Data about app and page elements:
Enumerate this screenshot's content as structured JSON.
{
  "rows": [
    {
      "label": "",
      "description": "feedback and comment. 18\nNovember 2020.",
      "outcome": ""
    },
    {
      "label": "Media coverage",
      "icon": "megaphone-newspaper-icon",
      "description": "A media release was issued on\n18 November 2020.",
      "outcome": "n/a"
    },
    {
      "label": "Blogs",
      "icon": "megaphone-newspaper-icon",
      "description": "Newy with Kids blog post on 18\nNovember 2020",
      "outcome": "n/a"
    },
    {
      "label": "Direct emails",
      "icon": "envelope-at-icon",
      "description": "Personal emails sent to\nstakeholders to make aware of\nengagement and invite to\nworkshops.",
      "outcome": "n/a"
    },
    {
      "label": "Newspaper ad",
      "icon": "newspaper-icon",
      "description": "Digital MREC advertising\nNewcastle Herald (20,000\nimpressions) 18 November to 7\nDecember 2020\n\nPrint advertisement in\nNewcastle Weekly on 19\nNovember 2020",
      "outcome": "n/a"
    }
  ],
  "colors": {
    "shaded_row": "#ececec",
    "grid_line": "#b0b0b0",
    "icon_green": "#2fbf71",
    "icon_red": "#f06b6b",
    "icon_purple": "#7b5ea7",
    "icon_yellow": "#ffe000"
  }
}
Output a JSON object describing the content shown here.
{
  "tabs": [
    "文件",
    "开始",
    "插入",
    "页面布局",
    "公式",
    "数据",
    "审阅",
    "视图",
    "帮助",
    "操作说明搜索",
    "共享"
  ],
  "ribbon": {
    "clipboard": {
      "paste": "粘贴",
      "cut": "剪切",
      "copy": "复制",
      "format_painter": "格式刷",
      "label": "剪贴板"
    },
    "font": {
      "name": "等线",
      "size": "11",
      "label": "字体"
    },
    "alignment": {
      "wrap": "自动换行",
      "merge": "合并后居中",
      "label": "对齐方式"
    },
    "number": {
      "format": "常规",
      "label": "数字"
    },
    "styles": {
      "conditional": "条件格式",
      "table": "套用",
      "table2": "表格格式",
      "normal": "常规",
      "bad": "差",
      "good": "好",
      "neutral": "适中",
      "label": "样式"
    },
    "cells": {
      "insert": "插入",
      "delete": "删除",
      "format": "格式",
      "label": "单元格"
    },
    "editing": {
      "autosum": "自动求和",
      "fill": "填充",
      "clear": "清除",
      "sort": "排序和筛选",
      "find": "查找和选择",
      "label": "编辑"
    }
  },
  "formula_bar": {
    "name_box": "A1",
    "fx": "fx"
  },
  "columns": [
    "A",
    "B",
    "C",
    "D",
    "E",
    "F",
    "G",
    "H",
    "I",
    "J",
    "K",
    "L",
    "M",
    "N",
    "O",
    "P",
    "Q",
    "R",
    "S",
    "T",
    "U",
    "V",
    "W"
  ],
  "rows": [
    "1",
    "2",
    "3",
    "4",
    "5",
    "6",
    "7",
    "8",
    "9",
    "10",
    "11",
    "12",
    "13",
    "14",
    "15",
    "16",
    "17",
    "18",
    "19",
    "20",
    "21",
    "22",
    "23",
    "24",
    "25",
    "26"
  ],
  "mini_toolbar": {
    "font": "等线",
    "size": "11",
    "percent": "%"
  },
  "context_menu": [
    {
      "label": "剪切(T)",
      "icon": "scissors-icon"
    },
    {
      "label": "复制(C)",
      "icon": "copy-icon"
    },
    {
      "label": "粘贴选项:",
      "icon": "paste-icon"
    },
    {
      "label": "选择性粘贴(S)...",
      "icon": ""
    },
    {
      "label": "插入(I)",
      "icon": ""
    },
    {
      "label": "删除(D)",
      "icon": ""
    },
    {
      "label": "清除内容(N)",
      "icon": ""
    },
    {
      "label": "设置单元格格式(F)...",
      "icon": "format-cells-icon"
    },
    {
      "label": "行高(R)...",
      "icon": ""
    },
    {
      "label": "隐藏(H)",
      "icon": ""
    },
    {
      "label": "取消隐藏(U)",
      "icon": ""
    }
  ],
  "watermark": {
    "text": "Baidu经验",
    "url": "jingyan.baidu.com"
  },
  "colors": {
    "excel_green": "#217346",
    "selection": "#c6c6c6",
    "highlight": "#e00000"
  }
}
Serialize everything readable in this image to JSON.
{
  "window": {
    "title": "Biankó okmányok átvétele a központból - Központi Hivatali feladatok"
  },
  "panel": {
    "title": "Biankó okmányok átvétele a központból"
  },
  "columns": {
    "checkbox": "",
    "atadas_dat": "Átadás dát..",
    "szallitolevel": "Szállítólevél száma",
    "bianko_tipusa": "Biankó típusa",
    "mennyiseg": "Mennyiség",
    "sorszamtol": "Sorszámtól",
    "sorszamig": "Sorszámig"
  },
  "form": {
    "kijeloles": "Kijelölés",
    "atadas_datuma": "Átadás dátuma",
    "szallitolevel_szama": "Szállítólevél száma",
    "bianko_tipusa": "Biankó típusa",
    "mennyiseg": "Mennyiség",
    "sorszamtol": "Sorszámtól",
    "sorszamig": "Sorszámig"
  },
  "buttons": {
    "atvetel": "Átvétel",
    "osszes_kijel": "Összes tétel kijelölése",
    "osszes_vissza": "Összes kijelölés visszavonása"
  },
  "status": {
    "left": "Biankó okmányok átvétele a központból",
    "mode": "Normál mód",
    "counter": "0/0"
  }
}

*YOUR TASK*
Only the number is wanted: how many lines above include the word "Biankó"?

*ANSWER AREA*
5